# DIRECTIONS FOR THIS TASK:
The records below should be printed once more, exactly as they appear.

# SUPPLIED RECORDS:
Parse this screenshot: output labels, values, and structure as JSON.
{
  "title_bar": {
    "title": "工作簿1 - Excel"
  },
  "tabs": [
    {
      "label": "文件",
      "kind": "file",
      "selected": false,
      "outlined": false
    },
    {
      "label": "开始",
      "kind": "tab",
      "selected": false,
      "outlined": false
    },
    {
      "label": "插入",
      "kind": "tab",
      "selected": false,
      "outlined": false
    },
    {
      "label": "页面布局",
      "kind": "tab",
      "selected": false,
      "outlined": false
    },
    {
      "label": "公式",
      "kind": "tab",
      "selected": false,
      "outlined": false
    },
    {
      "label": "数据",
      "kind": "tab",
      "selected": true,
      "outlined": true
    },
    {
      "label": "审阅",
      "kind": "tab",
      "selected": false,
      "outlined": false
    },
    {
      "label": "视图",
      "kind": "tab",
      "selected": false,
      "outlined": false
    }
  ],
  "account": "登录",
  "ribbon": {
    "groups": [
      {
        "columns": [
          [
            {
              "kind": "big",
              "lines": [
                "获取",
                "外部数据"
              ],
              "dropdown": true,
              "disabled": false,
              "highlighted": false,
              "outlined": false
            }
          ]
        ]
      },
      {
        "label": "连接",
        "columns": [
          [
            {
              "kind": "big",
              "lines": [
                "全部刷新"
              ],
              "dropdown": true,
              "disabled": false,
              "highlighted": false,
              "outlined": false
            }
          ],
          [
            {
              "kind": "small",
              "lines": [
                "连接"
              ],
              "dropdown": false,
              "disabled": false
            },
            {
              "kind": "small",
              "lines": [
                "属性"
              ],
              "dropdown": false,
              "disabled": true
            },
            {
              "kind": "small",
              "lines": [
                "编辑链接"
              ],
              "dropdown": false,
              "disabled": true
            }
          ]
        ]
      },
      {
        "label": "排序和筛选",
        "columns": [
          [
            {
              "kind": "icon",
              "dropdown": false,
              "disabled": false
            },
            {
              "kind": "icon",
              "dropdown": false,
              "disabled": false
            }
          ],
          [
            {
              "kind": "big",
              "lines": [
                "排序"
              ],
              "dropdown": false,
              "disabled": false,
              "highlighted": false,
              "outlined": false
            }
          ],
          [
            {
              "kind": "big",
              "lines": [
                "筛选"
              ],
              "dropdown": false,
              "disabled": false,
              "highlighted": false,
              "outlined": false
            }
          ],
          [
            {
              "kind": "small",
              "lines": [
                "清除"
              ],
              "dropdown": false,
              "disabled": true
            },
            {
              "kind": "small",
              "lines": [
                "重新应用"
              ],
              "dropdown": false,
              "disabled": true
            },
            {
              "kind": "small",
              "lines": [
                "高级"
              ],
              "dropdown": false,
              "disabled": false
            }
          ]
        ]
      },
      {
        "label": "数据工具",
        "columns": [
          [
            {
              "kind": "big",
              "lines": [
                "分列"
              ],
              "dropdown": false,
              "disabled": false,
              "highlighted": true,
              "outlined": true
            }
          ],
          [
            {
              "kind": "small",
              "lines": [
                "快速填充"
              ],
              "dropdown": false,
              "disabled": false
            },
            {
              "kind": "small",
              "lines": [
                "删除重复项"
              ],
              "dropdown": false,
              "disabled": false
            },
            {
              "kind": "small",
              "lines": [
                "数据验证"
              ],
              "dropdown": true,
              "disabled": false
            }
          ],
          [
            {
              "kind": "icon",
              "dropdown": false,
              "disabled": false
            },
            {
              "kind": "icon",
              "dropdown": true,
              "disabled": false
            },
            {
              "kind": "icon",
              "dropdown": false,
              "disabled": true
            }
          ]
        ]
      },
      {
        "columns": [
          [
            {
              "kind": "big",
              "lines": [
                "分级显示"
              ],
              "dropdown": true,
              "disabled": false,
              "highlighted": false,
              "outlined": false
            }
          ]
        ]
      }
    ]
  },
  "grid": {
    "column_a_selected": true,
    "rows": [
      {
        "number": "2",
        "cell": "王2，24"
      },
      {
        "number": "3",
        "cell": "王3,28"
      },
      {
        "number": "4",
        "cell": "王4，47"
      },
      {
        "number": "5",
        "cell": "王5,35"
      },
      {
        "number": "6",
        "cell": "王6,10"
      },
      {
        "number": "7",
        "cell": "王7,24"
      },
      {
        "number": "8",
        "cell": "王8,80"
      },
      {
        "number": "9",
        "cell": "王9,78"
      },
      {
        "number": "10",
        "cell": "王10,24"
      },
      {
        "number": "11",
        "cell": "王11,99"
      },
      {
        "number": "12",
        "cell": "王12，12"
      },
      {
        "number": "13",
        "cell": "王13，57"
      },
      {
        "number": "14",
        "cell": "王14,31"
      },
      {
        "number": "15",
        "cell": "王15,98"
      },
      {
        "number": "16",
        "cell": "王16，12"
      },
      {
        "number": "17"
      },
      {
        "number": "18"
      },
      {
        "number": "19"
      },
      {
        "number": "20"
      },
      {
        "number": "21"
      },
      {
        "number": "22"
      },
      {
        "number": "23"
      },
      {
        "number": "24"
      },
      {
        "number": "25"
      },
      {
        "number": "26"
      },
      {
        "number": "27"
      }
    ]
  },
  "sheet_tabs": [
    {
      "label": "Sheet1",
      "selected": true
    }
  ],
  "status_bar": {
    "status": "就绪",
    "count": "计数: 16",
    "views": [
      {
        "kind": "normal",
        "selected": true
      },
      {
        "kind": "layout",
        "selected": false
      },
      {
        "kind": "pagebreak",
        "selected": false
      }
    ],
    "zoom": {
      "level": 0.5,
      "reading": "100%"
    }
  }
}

# REPLY TO THE TASK:
Parse this screenshot: output labels, values, and structure as JSON.
{
  "title_bar": {
    "title": "工作簿1 - Excel"
  },
  "tabs": [
    {
      "label": "文件",
      "kind": "file",
      "selected": false,
      "outlined": false
    },
    {
      "label": "开始",
      "kind": "tab",
      "selected": false,
      "outlined": false
    },
    {
      "label": "插入",
      "kind": "tab",
      "selected": false,
      "outlined": false
    },
    {
      "label": "页面布局",
      "kind": "tab",
      "selected": false,
      "outlined": false
    },
    {
      "label": "公式",
      "kind": "tab",
      "selected": false,
      "outlined": false
    },
    {
      "label": "数据",
      "kind": "tab",
      "selected": true,
      "outlined": true
    },
    {
      "label": "审阅",
      "kind": "tab",
      "selected": false,
      "outlined": false
    },
    {
      "label": "视图",
      "kind": "tab",
      "selected": false,
      "outlined": false
    }
  ],
  "account": "登录",
  "ribbon": {
    "groups": [
      {
        "columns": [
          [
            {
              "kind": "big",
              "lines": [
                "获取",
                "外部数据"
              ],
              "dropdown": true,
              "disabled": false,
              "highlighted": false,
              "outlined": false
            }
          ]
        ]
      },
      {
        "label": "连接",
        "columns": [
          [
            {
              "kind": "big",
              "lines": [
                "全部刷新"
              ],
              "dropdown": true,
              "disabled": false,
              "highlighted": false,
              "outlined": false
            }
          ],
          [
            {
              "kind": "small",
              "lines": [
                "连接"
              ],
              "dropdown": false,
              "disabled": false
            },
            {
              "kind": "small",
              "lines": [
                "属性"
              ],
              "dropdown": false,
              "disabled": true
            },
            {
              "kind": "small",
              "lines": [
                "编辑链接"
              ],
              "dropdown": false,
              "disabled": true
            }
          ]
        ]
      },
      {
        "label": "排序和筛选",
        "columns": [
          [
            {
              "kind": "icon",
              "dropdown": false,
              "disabled": false
            },
            {
              "kind": "icon",
              "dropdown": false,
              "disabled": false
            }
          ],
          [
            {
              "kind": "big",
              "lines": [
                "排序"
              ],
              "dropdown": false,
              "disabled": false,
              "highlighted": false,
              "outlined": false
            }
          ],
          [
            {
              "kind": "big",
              "lines": [
                "筛选"
              ],
              "dropdown": false,
              "disabled": false,
              "highlighted": false,
              "outlined": false
            }
          ],
          [
            {
              "kind": "small",
              "lines": [
                "清除"
              ],
              "dropdown": false,
              "disabled": true
            },
            {
              "kind": "small",
              "lines": [
                "重新应用"
              ],
              "dropdown": false,
              "disabled": true
            },
            {
              "kind": "small",
              "lines": [
                "高级"
              ],
              "dropdown": false,
              "disabled": false
            }
          ]
        ]
      },
      {
        "label": "数据工具",
        "columns": [
          [
            {
              "kind": "big",
              "lines": [
                "分列"
              ],
              "dropdown": false,
              "disabled": false,
              "highlighted": true,
              "outlined": true
            }
          ],
          [
            {
              "kind": "small",
              "lines": [
                "快速填充"
              ],
              "dropdown": false,
              "disabled": false
            },
            {
              "kind": "small",
              "lines": [
                "删除重复项"
              ],
              "dropdown": false,
              "disabled": false
            },
            {
              "kind": "small",
              "lines": [
                "数据验证"
              ],
              "dropdown": true,
              "disabled": false
            }
          ],
          [
            {
              "kind": "icon",
              "dropdown": false,
              "disabled": false
            },
            {
              "kind": "icon",
              "dropdown": true,
              "disabled": false
            },
            {
              "kind": "icon",
              "dropdown": false,
              "disabled": true
            }
          ]
        ]
      },
      {
        "columns": [
          [
            {
              "kind": "big",
              "lines": [
                "分级显示"
              ],
              "dropdown": true,
              "disabled": false,
              "highlighted": false,
              "outlined": false
            }
          ]
        ]
      }
    ]
  },
  "grid": {
    "column_a_selected": true,
    "rows": [
      {
        "number": "2",
        "cell": "王2，24"
      },
      {
        "number": "3",
        "cell": "王3,28"
      },
      {
        "number": "4",
        "cell": "王4，47"
      },
      {
        "number": "5",
        "cell": "王5,35"
      },
      {
        "number": "6",
        "cell": "王6,10"
      },
      {
        "number": "7",
        "cell": "王7,24"
      },
      {
        "number": "8",
        "cell": "王8,80"
      },
      {
        "number": "9",
        "cell": "王9,78"
      },
      {
        "number": "10",
        "cell": "王10,24"
      },
      {
        "number": "11",
        "cell": "王11,99"
      },
      {
        "number": "12",
        "cell": "王12，12"
      },
      {
        "number": "13",
        "cell": "王13，57"
      },
      {
        "number": "14",
        "cell": "王14,31"
      },
      {
        "number": "15",
        "cell": "王15,98"
      },
      {
        "number": "16",
        "cell": "王16，12"
      },
      {
        "number": "17"
      },
      {
        "number": "18"
      },
      {
        "number": "19"
      },
      {
        "number": "20"
      },
      {
        "number": "21"
      },
      {
        "number": "22"
      },
      {
        "number": "23"
      },
      {
        "number": "24"
      },
      {
        "number": "25"
      },
      {
        "number": "26"
      },
      {
        "number": "27"
      }
    ]
  },
  "sheet_tabs": [
    {
      "label": "Sheet1",
      "selected": true
    }
  ],
  "status_bar": {
    "status": "就绪",
    "count": "计数: 16",
    "views": [
      {
        "kind": "normal",
        "selected": true
      },
      {
        "kind": "layout",
        "selected": false
      },
      {
        "kind": "pagebreak",
        "selected": false
      }
    ],
    "zoom": {
      "level": 0.5,
      "reading": "100%"
    }
  }
}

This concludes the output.